Saturday, May 16, 2020

Six of the Best 927

"The dumbing down of democracy has been gradual, but a Pandora’s Box of idiocracy was fully opened with the election of Trump in the US and the EU Referendum in Britain. Both were seismic events that shook the foundations of politics through the blatant manipulation of basic truths." James Melville believes we are losing the art of seriousness, clout, gravitas and diligence in our political discourse.

Peter McColl looks at government's view of the public in the second world war and Covid-19: "In the 1940s the population were thought to prefer safety. In the 2020s the population were thought to prefer work. The patricians of the 1940s were wrong. The behavioural economists of the 2020s are wrong."

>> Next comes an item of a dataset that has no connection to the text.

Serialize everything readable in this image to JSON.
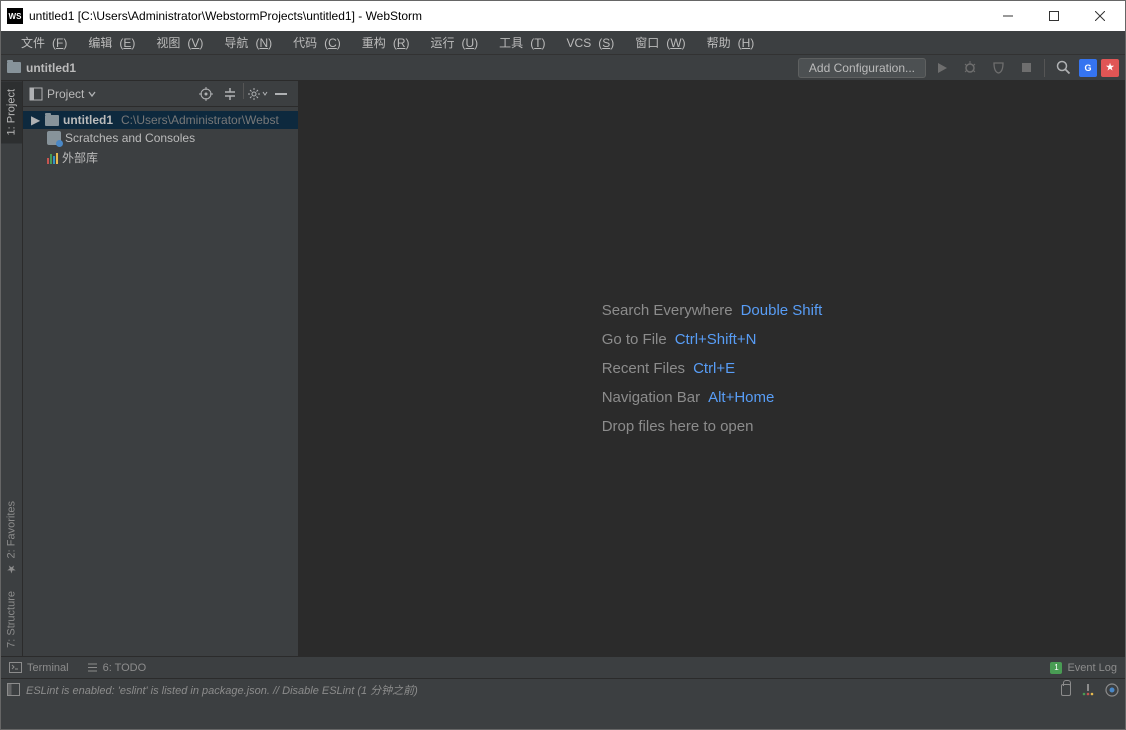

Attempting to change someone's sexual orientation is unethical, exploitative and potentially harmful, says Megan Manson as she argues that British charity law is charity law propping up conversion therapy.

Where did the plot against George Soros come from? Hannes Grassegger explains.

Jonathan Fryer celebrates Ronald Searle and St Trinian's.

"The peculiar journey of a world renown piece of Pre-Raphaelite art – that will take us from Clapham Common to Puerto Rico, carefully avoiding Andrew Lloyd Webber’s lefty granny. And remarkably, this painting, Flaming June is back in this country, in the London house where she was painted." The Long Victorian on the strange career of Frederic Leighton's Flaming June.

No comments: